▸ Aim of the exercise: Please output the listing exactly as it stands, but omit any images.

Information shown section start

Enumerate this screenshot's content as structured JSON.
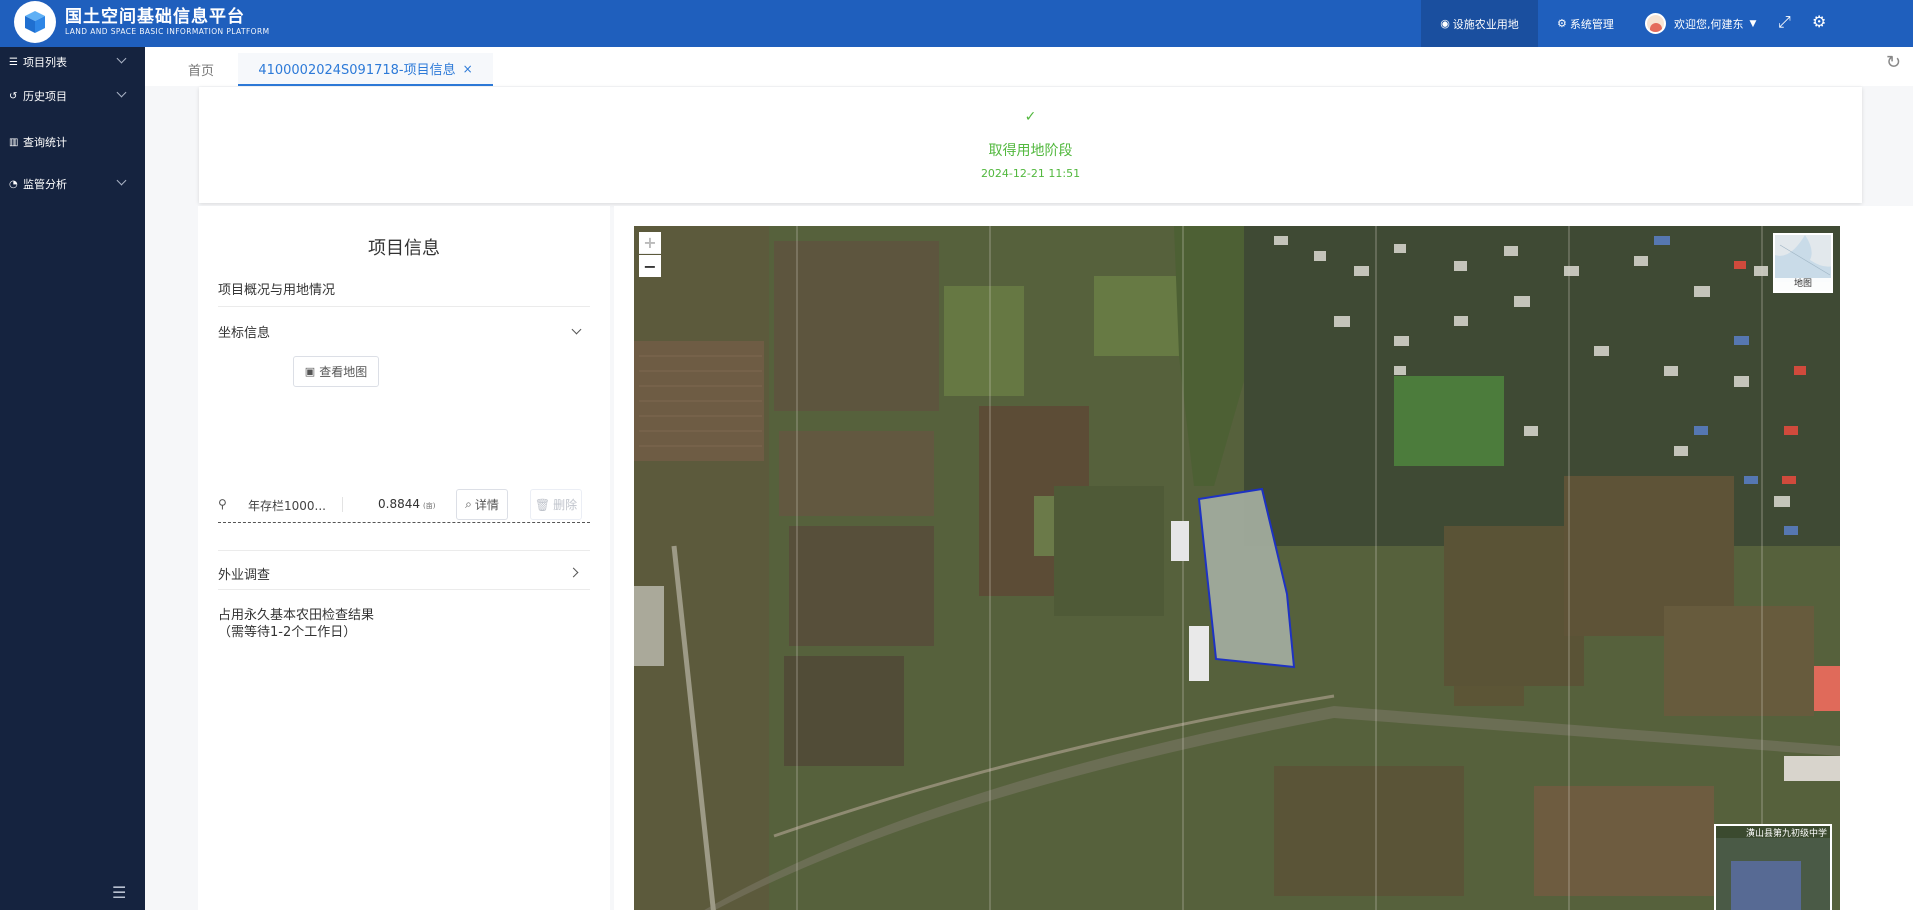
{
  "header": {
    "brand_title": "国土空间基础信息平台",
    "brand_subtitle": "LAND AND SPACE BASIC INFORMATION PLATFORM",
    "nav_active": "设施农业用地",
    "nav_system": "系统管理",
    "user_greeting": "欢迎您,何建东"
  },
  "sidebar": {
    "items": [
      {
        "label": "项目列表",
        "icon": "list-icon"
      },
      {
        "label": "历史项目",
        "icon": "history-icon"
      },
      {
        "label": "查询统计",
        "icon": "bar-chart-icon"
      },
      {
        "label": "监管分析",
        "icon": "analysis-icon"
      }
    ]
  },
  "tabs": {
    "home": "首页",
    "active": "4100002024S091718-项目信息",
    "close": "×"
  },
  "stage": {
    "check": "✓",
    "name": "取得用地阶段",
    "date": "2024-12-21 11:51"
  },
  "project": {
    "title": "项目信息",
    "overview_label": "项目概况与用地情况",
    "coord_label": "坐标信息",
    "view_map_button": "查看地图",
    "parcel": {
      "name": "年存栏1000...",
      "area": "0.8844",
      "unit": "(亩)",
      "detail_button": "详情",
      "delete_button": "删除"
    },
    "field_survey_label": "外业调查",
    "farmland_result_line1": "占用永久基本农田检查结果",
    "farmland_result_line2": "（需等待1-2个工作日）"
  },
  "map": {
    "zoom_in": "+",
    "zoom_out": "−",
    "basemap_label": "地图",
    "overview_label": "潢山县第九初级中学"
  },
  "colors": {
    "header_bg": "#1f5fbd",
    "sidebar_bg": "#15233f",
    "accent": "#2d7ad8",
    "success": "#52b83e"
  }
}
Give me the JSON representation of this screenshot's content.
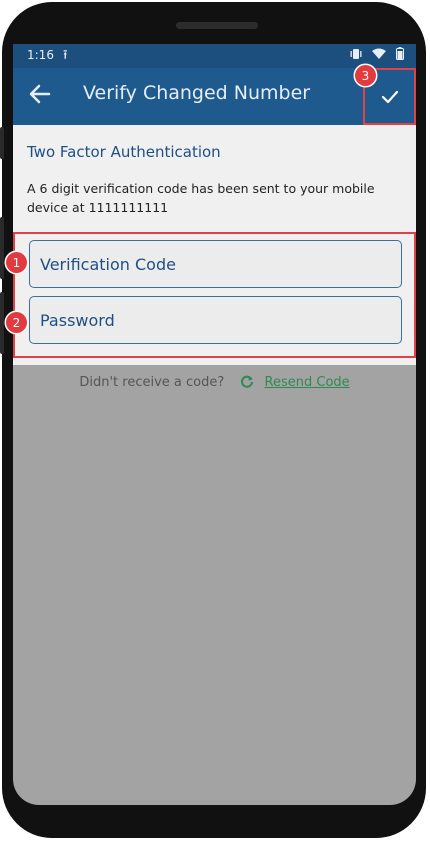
{
  "status_bar": {
    "time": "1:16",
    "upload_icon": "upload-icon",
    "icons": [
      "vibrate-icon",
      "wifi-icon",
      "battery-icon"
    ]
  },
  "app_bar": {
    "title": "Verify Changed Number",
    "back_icon": "back-arrow-icon",
    "confirm_icon": "check-icon"
  },
  "section": {
    "title": "Two Factor Authentication",
    "info": "A 6 digit verification code has been sent to your mobile device at 1111111111"
  },
  "form": {
    "verification_placeholder": "Verification Code",
    "password_placeholder": "Password"
  },
  "resend": {
    "prompt": "Didn't receive a code?",
    "link": "Resend Code",
    "icon": "refresh-icon"
  },
  "annotations": {
    "one": "1",
    "two": "2",
    "three": "3"
  },
  "colors": {
    "app_bar": "#1e5a8e",
    "accent_red": "#e0424a",
    "link_green": "#2f8a52",
    "screen_dim": "#a3a3a3"
  }
}
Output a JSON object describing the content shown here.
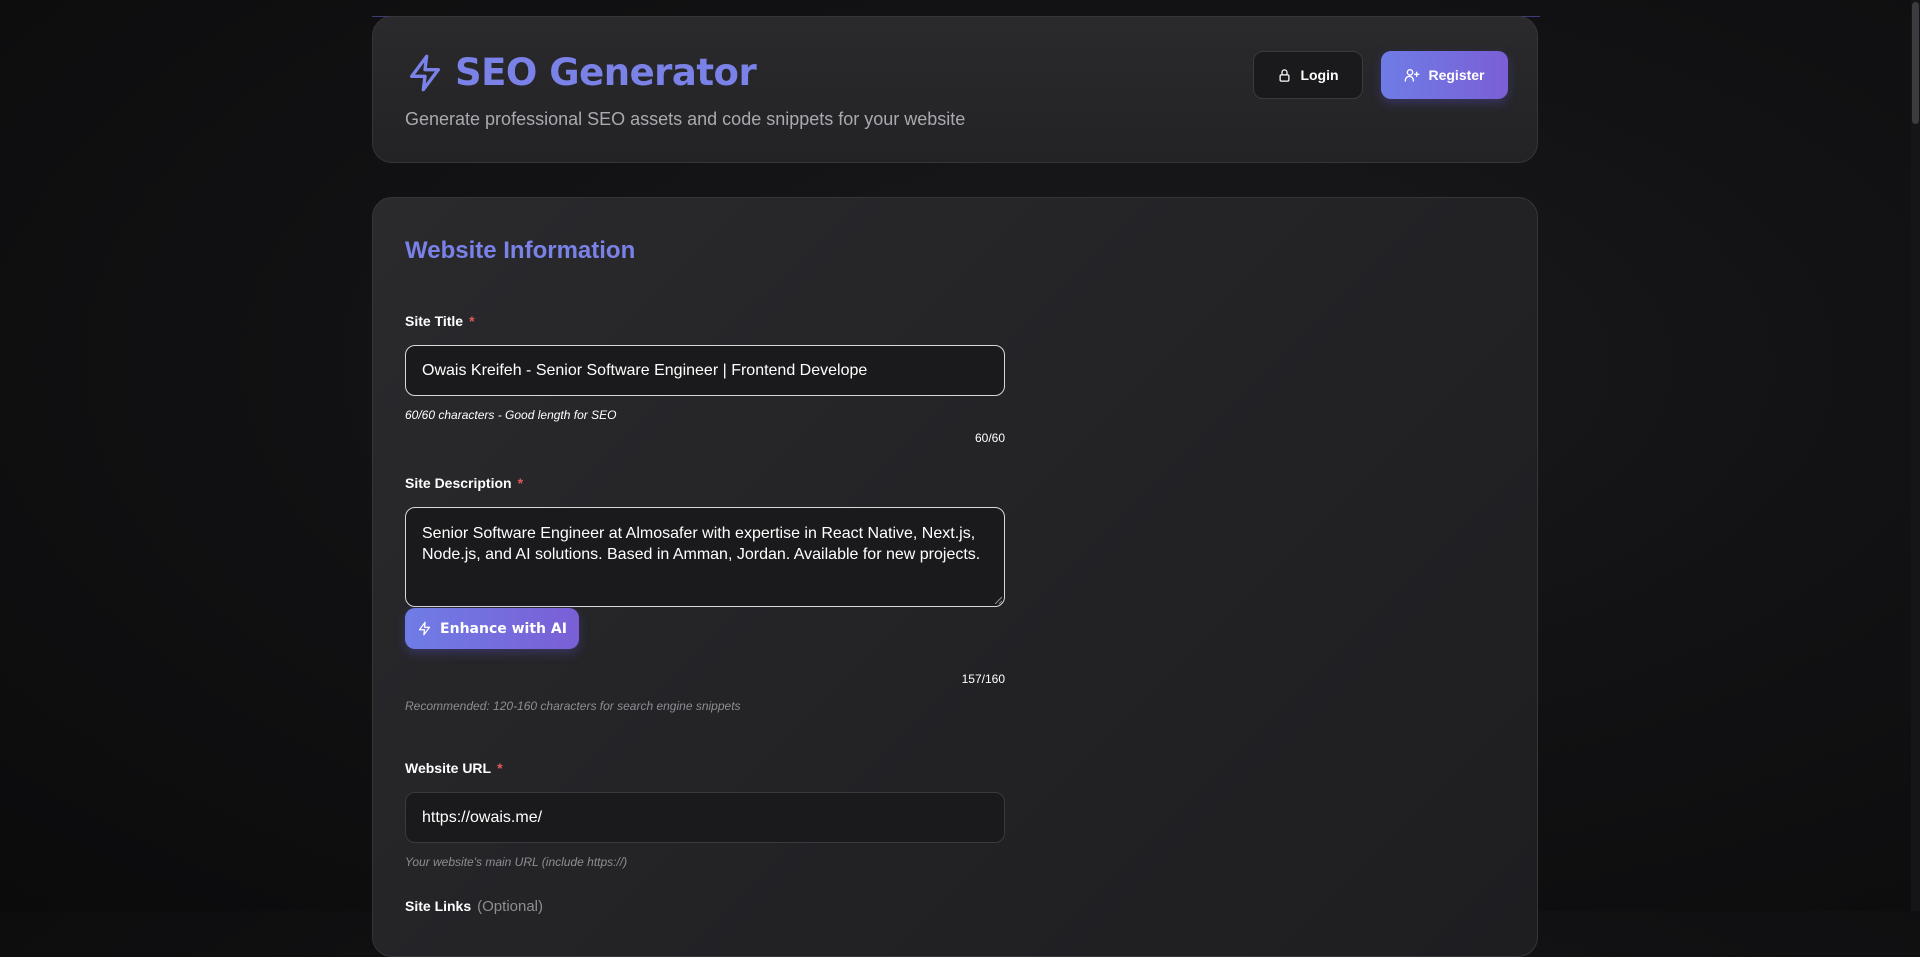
{
  "header": {
    "title": "SEO Generator",
    "subtitle": "Generate professional SEO assets and code snippets for your website",
    "brand_icon": "lightning-icon",
    "login_label": "Login",
    "register_label": "Register"
  },
  "form": {
    "section_title": "Website Information",
    "site_title": {
      "label": "Site Title",
      "required_mark": "*",
      "value": "Owais Kreifeh - Senior Software Engineer | Frontend Develope",
      "hint": "60/60 characters - Good length for SEO",
      "counter": "60/60"
    },
    "site_description": {
      "label": "Site Description",
      "required_mark": "*",
      "value": "Senior Software Engineer at Almosafer with expertise in React Native, Next.js, Node.js, and AI solutions. Based in Amman, Jordan. Available for new projects.",
      "enhance_label": "Enhance with AI",
      "counter": "157/160",
      "hint": "Recommended: 120-160 characters for search engine snippets"
    },
    "website_url": {
      "label": "Website URL",
      "required_mark": "*",
      "value": "https://owais.me/",
      "hint": "Your website's main URL (include https://)"
    },
    "site_links": {
      "label": "Site Links",
      "optional": "(Optional)"
    }
  },
  "colors": {
    "accent": "#7a82e8",
    "gradient_start": "#6f7ce6",
    "gradient_end": "#7a5fd6",
    "required": "#e05a5a"
  }
}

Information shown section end

▸ Answer to this exercise:
Enumerate this screenshot's content as structured JSON.
{
  "header": {
    "brand_title": "国土空间基础信息平台",
    "brand_subtitle": "LAND AND SPACE BASIC INFORMATION PLATFORM",
    "nav_active": "设施农业用地",
    "nav_system": "系统管理",
    "user_greeting": "欢迎您,何建东"
  },
  "sidebar": {
    "items": [
      {
        "label": "项目列表",
        "icon": "list-icon"
      },
      {
        "label": "历史项目",
        "icon": "history-icon"
      },
      {
        "label": "查询统计",
        "icon": "bar-chart-icon"
      },
      {
        "label": "监管分析",
        "icon": "analysis-icon"
      }
    ]
  },
  "tabs": {
    "home": "首页",
    "active": "4100002024S091718-项目信息",
    "close": "×"
  },
  "stage": {
    "check": "✓",
    "name": "取得用地阶段",
    "date": "2024-12-21 11:51"
  },
  "project": {
    "title": "项目信息",
    "overview_label": "项目概况与用地情况",
    "coord_label": "坐标信息",
    "view_map_button": "查看地图",
    "parcel": {
      "name": "年存栏1000...",
      "area": "0.8844",
      "unit": "(亩)",
      "detail_button": "详情",
      "delete_button": "删除"
    },
    "field_survey_label": "外业调查",
    "farmland_result_line1": "占用永久基本农田检查结果",
    "farmland_result_line2": "（需等待1-2个工作日）"
  },
  "map": {
    "zoom_in": "+",
    "zoom_out": "−",
    "basemap_label": "地图",
    "overview_label": "潢山县第九初级中学"
  },
  "colors": {
    "header_bg": "#1f5fbd",
    "sidebar_bg": "#15233f",
    "accent": "#2d7ad8",
    "success": "#52b83e"
  }
}
Give me the JSON representation of this screenshot's content.
{
  "status_bar": {
    "time": "1:16",
    "upload_icon": "upload-icon",
    "icons": [
      "vibrate-icon",
      "wifi-icon",
      "battery-icon"
    ]
  },
  "app_bar": {
    "title": "Verify Changed Number",
    "back_icon": "back-arrow-icon",
    "confirm_icon": "check-icon"
  },
  "section": {
    "title": "Two Factor Authentication",
    "info": "A 6 digit verification code has been sent to your mobile device at 1111111111"
  },
  "form": {
    "verification_placeholder": "Verification Code",
    "password_placeholder": "Password"
  },
  "resend": {
    "prompt": "Didn't receive a code?",
    "link": "Resend Code",
    "icon": "refresh-icon"
  },
  "annotations": {
    "one": "1",
    "two": "2",
    "three": "3"
  },
  "colors": {
    "app_bar": "#1e5a8e",
    "accent_red": "#e0424a",
    "link_green": "#2f8a52",
    "screen_dim": "#a3a3a3"
  }
}
Output a JSON object describing the content shown here.
{
  "header": {
    "title": "SEO Generator",
    "subtitle": "Generate professional SEO assets and code snippets for your website",
    "brand_icon": "lightning-icon",
    "login_label": "Login",
    "register_label": "Register"
  },
  "form": {
    "section_title": "Website Information",
    "site_title": {
      "label": "Site Title",
      "required_mark": "*",
      "value": "Owais Kreifeh - Senior Software Engineer | Frontend Develope",
      "hint": "60/60 characters - Good length for SEO",
      "counter": "60/60"
    },
    "site_description": {
      "label": "Site Description",
      "required_mark": "*",
      "value": "Senior Software Engineer at Almosafer with expertise in React Native, Next.js, Node.js, and AI solutions. Based in Amman, Jordan. Available for new projects.",
      "enhance_label": "Enhance with AI",
      "counter": "157/160",
      "hint": "Recommended: 120-160 characters for search engine snippets"
    },
    "website_url": {
      "label": "Website URL",
      "required_mark": "*",
      "value": "https://owais.me/",
      "hint": "Your website's main URL (include https://)"
    },
    "site_links": {
      "label": "Site Links",
      "optional": "(Optional)"
    }
  },
  "colors": {
    "accent": "#7a82e8",
    "gradient_start": "#6f7ce6",
    "gradient_end": "#7a5fd6",
    "required": "#e05a5a"
  }
}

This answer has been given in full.